PROVIDED MATERIAL:
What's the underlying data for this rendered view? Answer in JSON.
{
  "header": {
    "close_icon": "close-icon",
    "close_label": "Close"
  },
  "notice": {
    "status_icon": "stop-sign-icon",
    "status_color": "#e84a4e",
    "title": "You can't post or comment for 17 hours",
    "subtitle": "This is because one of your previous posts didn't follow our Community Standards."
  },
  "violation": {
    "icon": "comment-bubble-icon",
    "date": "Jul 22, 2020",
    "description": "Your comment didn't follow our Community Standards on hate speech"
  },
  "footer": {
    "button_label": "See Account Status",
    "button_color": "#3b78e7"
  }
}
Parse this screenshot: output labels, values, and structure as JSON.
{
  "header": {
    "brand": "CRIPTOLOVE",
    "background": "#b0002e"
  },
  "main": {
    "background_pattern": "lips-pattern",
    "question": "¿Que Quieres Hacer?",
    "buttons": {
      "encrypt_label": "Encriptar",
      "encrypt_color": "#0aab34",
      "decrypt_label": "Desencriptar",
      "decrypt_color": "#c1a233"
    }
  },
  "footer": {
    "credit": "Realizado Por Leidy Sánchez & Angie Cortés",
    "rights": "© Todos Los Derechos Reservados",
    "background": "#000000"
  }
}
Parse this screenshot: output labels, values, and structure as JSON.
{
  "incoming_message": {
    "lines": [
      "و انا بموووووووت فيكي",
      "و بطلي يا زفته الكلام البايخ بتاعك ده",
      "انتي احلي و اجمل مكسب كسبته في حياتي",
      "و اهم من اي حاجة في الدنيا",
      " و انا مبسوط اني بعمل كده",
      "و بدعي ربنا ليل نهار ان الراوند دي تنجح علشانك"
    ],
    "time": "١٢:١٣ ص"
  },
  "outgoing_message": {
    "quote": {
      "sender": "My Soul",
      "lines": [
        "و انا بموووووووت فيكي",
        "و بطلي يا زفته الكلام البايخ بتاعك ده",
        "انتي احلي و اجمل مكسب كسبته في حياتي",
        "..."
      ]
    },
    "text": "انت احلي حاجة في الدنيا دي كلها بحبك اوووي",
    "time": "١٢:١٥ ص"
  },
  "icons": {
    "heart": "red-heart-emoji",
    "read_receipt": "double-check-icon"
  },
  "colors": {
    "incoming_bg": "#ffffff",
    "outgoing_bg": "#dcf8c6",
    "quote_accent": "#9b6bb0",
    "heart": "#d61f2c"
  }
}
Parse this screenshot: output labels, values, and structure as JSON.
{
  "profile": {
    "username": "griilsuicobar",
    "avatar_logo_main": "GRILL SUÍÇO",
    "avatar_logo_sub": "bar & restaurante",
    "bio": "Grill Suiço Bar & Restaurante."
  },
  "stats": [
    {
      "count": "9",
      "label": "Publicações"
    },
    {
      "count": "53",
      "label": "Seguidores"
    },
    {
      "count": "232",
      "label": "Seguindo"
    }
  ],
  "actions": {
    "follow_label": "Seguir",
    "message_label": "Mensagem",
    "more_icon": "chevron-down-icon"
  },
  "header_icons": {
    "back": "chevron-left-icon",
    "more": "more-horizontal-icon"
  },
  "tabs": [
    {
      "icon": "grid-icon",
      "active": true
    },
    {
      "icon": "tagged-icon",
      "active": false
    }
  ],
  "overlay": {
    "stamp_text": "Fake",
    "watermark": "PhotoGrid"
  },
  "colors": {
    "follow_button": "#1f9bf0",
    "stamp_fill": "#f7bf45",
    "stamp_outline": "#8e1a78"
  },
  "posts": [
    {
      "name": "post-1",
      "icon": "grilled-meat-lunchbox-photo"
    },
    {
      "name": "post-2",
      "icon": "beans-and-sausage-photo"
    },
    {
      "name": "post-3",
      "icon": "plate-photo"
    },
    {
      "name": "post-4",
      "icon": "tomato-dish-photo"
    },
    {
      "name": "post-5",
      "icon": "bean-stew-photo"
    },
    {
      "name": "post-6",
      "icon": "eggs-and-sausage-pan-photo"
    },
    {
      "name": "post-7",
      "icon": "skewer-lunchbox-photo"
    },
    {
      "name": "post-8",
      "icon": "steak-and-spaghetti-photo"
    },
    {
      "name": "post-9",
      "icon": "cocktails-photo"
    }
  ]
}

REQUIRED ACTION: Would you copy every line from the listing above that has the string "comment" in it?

EXERCISE OUTPUT:
    "title": "You can't post or comment for 17 hours",
    "icon": "comment-bubble-icon",
    "description": "Your comment didn't follow our Community Standards on hate speech"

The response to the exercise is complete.